_What the task requires_
Starting at the first line and ending at the last, output the data exactly.

Records from a dataset:
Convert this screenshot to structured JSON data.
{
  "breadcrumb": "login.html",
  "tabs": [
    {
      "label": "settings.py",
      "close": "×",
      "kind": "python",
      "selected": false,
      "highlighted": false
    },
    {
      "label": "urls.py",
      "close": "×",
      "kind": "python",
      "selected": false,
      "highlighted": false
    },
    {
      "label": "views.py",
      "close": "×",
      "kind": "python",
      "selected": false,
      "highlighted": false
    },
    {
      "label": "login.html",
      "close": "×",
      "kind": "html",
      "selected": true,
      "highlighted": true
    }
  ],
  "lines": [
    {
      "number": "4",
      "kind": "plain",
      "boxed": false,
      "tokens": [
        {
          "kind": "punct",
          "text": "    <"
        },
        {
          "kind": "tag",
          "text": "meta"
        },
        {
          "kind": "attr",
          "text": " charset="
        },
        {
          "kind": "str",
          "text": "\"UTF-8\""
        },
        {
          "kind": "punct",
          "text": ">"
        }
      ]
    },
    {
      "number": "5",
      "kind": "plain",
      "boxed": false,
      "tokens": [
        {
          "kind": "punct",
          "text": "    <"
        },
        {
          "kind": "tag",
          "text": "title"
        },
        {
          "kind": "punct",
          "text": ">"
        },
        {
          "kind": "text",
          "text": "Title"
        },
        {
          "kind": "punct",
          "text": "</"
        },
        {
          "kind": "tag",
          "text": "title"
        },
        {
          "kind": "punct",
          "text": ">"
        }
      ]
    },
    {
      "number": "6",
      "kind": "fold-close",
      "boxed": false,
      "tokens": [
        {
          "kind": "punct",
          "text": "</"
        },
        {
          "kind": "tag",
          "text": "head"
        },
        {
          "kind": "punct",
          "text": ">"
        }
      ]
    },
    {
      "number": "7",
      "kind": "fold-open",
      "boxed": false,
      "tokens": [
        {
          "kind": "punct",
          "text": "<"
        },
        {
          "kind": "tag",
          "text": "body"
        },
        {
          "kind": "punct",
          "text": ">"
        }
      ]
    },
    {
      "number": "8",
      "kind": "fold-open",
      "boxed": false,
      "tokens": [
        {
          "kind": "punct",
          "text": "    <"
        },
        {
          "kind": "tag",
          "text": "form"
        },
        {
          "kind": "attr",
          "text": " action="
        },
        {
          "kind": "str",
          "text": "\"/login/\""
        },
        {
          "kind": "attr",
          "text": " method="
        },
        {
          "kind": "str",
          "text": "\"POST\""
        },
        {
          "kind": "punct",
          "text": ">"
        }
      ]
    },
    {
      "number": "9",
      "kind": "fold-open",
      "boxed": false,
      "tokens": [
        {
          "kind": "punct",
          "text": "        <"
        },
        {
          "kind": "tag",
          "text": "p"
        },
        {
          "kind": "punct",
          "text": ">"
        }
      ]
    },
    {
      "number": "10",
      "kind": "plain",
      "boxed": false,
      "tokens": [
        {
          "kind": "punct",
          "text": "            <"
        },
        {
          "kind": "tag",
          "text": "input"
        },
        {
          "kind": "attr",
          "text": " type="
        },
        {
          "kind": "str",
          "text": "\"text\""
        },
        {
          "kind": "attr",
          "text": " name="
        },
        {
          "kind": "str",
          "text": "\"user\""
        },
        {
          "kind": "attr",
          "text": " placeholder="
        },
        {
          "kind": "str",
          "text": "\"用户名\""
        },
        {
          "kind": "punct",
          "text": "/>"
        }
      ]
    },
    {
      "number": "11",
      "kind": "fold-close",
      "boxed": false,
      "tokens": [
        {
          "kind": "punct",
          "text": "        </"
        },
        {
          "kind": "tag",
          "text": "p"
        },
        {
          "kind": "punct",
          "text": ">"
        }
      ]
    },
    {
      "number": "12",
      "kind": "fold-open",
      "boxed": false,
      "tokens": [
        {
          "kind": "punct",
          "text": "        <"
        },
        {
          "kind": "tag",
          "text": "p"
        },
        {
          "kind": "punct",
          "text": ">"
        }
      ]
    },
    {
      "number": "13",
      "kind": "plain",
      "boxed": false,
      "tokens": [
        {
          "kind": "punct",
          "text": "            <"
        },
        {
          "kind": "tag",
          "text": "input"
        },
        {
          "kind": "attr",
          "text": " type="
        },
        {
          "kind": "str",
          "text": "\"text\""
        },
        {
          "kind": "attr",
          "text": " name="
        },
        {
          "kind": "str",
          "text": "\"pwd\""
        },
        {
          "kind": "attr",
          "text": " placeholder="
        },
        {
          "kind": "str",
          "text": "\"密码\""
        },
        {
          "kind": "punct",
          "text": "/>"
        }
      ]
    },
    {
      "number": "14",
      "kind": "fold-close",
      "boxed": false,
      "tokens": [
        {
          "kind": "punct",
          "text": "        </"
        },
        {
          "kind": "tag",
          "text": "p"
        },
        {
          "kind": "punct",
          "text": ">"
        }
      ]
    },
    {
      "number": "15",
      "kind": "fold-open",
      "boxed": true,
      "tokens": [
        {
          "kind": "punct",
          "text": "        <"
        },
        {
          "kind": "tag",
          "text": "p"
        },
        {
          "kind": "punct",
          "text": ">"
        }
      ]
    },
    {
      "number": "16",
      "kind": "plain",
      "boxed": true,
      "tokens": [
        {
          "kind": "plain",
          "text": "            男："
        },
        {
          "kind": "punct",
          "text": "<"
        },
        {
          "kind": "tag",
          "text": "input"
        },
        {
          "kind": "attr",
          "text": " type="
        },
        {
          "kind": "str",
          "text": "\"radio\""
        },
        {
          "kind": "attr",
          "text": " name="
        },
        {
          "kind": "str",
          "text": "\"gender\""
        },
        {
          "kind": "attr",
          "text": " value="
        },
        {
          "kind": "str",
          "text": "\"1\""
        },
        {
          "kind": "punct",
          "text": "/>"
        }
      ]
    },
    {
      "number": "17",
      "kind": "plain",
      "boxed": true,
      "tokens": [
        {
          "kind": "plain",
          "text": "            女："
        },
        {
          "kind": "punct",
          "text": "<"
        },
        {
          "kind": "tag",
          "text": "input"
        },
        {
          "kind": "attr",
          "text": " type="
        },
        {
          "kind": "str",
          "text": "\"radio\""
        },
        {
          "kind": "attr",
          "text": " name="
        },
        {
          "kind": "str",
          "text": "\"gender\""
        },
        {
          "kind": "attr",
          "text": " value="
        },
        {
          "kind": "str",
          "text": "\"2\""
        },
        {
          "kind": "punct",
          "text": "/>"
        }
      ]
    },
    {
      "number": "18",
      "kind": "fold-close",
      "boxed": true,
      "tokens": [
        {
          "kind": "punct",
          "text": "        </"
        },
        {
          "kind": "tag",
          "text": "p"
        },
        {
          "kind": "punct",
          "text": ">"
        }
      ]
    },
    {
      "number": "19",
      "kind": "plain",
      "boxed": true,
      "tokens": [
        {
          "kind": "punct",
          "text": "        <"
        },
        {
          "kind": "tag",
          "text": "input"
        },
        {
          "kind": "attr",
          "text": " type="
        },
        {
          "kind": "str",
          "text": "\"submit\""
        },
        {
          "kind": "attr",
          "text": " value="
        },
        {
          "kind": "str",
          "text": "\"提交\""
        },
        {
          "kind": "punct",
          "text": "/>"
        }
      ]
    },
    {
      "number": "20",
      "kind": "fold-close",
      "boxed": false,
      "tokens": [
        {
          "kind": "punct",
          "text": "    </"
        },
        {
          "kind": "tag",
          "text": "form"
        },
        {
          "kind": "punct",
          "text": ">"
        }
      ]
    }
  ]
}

_Solved problem_
Convert this screenshot to structured JSON data.
{
  "breadcrumb": "login.html",
  "tabs": [
    {
      "label": "settings.py",
      "close": "×",
      "kind": "python",
      "selected": false,
      "highlighted": false
    },
    {
      "label": "urls.py",
      "close": "×",
      "kind": "python",
      "selected": false,
      "highlighted": false
    },
    {
      "label": "views.py",
      "close": "×",
      "kind": "python",
      "selected": false,
      "highlighted": false
    },
    {
      "label": "login.html",
      "close": "×",
      "kind": "html",
      "selected": true,
      "highlighted": true
    }
  ],
  "lines": [
    {
      "number": "4",
      "kind": "plain",
      "boxed": false,
      "tokens": [
        {
          "kind": "punct",
          "text": "    <"
        },
        {
          "kind": "tag",
          "text": "meta"
        },
        {
          "kind": "attr",
          "text": " charset="
        },
        {
          "kind": "str",
          "text": "\"UTF-8\""
        },
        {
          "kind": "punct",
          "text": ">"
        }
      ]
    },
    {
      "number": "5",
      "kind": "plain",
      "boxed": false,
      "tokens": [
        {
          "kind": "punct",
          "text": "    <"
        },
        {
          "kind": "tag",
          "text": "title"
        },
        {
          "kind": "punct",
          "text": ">"
        },
        {
          "kind": "text",
          "text": "Title"
        },
        {
          "kind": "punct",
          "text": "</"
        },
        {
          "kind": "tag",
          "text": "title"
        },
        {
          "kind": "punct",
          "text": ">"
        }
      ]
    },
    {
      "number": "6",
      "kind": "fold-close",
      "boxed": false,
      "tokens": [
        {
          "kind": "punct",
          "text": "</"
        },
        {
          "kind": "tag",
          "text": "head"
        },
        {
          "kind": "punct",
          "text": ">"
        }
      ]
    },
    {
      "number": "7",
      "kind": "fold-open",
      "boxed": false,
      "tokens": [
        {
          "kind": "punct",
          "text": "<"
        },
        {
          "kind": "tag",
          "text": "body"
        },
        {
          "kind": "punct",
          "text": ">"
        }
      ]
    },
    {
      "number": "8",
      "kind": "fold-open",
      "boxed": false,
      "tokens": [
        {
          "kind": "punct",
          "text": "    <"
        },
        {
          "kind": "tag",
          "text": "form"
        },
        {
          "kind": "attr",
          "text": " action="
        },
        {
          "kind": "str",
          "text": "\"/login/\""
        },
        {
          "kind": "attr",
          "text": " method="
        },
        {
          "kind": "str",
          "text": "\"POST\""
        },
        {
          "kind": "punct",
          "text": ">"
        }
      ]
    },
    {
      "number": "9",
      "kind": "fold-open",
      "boxed": false,
      "tokens": [
        {
          "kind": "punct",
          "text": "        <"
        },
        {
          "kind": "tag",
          "text": "p"
        },
        {
          "kind": "punct",
          "text": ">"
        }
      ]
    },
    {
      "number": "10",
      "kind": "plain",
      "boxed": false,
      "tokens": [
        {
          "kind": "punct",
          "text": "            <"
        },
        {
          "kind": "tag",
          "text": "input"
        },
        {
          "kind": "attr",
          "text": " type="
        },
        {
          "kind": "str",
          "text": "\"text\""
        },
        {
          "kind": "attr",
          "text": " name="
        },
        {
          "kind": "str",
          "text": "\"user\""
        },
        {
          "kind": "attr",
          "text": " placeholder="
        },
        {
          "kind": "str",
          "text": "\"用户名\""
        },
        {
          "kind": "punct",
          "text": "/>"
        }
      ]
    },
    {
      "number": "11",
      "kind": "fold-close",
      "boxed": false,
      "tokens": [
        {
          "kind": "punct",
          "text": "        </"
        },
        {
          "kind": "tag",
          "text": "p"
        },
        {
          "kind": "punct",
          "text": ">"
        }
      ]
    },
    {
      "number": "12",
      "kind": "fold-open",
      "boxed": false,
      "tokens": [
        {
          "kind": "punct",
          "text": "        <"
        },
        {
          "kind": "tag",
          "text": "p"
        },
        {
          "kind": "punct",
          "text": ">"
        }
      ]
    },
    {
      "number": "13",
      "kind": "plain",
      "boxed": false,
      "tokens": [
        {
          "kind": "punct",
          "text": "            <"
        },
        {
          "kind": "tag",
          "text": "input"
        },
        {
          "kind": "attr",
          "text": " type="
        },
        {
          "kind": "str",
          "text": "\"text\""
        },
        {
          "kind": "attr",
          "text": " name="
        },
        {
          "kind": "str",
          "text": "\"pwd\""
        },
        {
          "kind": "attr",
          "text": " placeholder="
        },
        {
          "kind": "str",
          "text": "\"密码\""
        },
        {
          "kind": "punct",
          "text": "/>"
        }
      ]
    },
    {
      "number": "14",
      "kind": "fold-close",
      "boxed": false,
      "tokens": [
        {
          "kind": "punct",
          "text": "        </"
        },
        {
          "kind": "tag",
          "text": "p"
        },
        {
          "kind": "punct",
          "text": ">"
        }
      ]
    },
    {
      "number": "15",
      "kind": "fold-open",
      "boxed": true,
      "tokens": [
        {
          "kind": "punct",
          "text": "        <"
        },
        {
          "kind": "tag",
          "text": "p"
        },
        {
          "kind": "punct",
          "text": ">"
        }
      ]
    },
    {
      "number": "16",
      "kind": "plain",
      "boxed": true,
      "tokens": [
        {
          "kind": "plain",
          "text": "            男："
        },
        {
          "kind": "punct",
          "text": "<"
        },
        {
          "kind": "tag",
          "text": "input"
        },
        {
          "kind": "attr",
          "text": " type="
        },
        {
          "kind": "str",
          "text": "\"radio\""
        },
        {
          "kind": "attr",
          "text": " name="
        },
        {
          "kind": "str",
          "text": "\"gender\""
        },
        {
          "kind": "attr",
          "text": " value="
        },
        {
          "kind": "str",
          "text": "\"1\""
        },
        {
          "kind": "punct",
          "text": "/>"
        }
      ]
    },
    {
      "number": "17",
      "kind": "plain",
      "boxed": true,
      "tokens": [
        {
          "kind": "plain",
          "text": "            女："
        },
        {
          "kind": "punct",
          "text": "<"
        },
        {
          "kind": "tag",
          "text": "input"
        },
        {
          "kind": "attr",
          "text": " type="
        },
        {
          "kind": "str",
          "text": "\"radio\""
        },
        {
          "kind": "attr",
          "text": " name="
        },
        {
          "kind": "str",
          "text": "\"gender\""
        },
        {
          "kind": "attr",
          "text": " value="
        },
        {
          "kind": "str",
          "text": "\"2\""
        },
        {
          "kind": "punct",
          "text": "/>"
        }
      ]
    },
    {
      "number": "18",
      "kind": "fold-close",
      "boxed": true,
      "tokens": [
        {
          "kind": "punct",
          "text": "        </"
        },
        {
          "kind": "tag",
          "text": "p"
        },
        {
          "kind": "punct",
          "text": ">"
        }
      ]
    },
    {
      "number": "19",
      "kind": "plain",
      "boxed": true,
      "tokens": [
        {
          "kind": "punct",
          "text": "        <"
        },
        {
          "kind": "tag",
          "text": "input"
        },
        {
          "kind": "attr",
          "text": " type="
        },
        {
          "kind": "str",
          "text": "\"submit\""
        },
        {
          "kind": "attr",
          "text": " value="
        },
        {
          "kind": "str",
          "text": "\"提交\""
        },
        {
          "kind": "punct",
          "text": "/>"
        }
      ]
    },
    {
      "number": "20",
      "kind": "fold-close",
      "boxed": false,
      "tokens": [
        {
          "kind": "punct",
          "text": "    </"
        },
        {
          "kind": "tag",
          "text": "form"
        },
        {
          "kind": "punct",
          "text": ">"
        }
      ]
    }
  ]
}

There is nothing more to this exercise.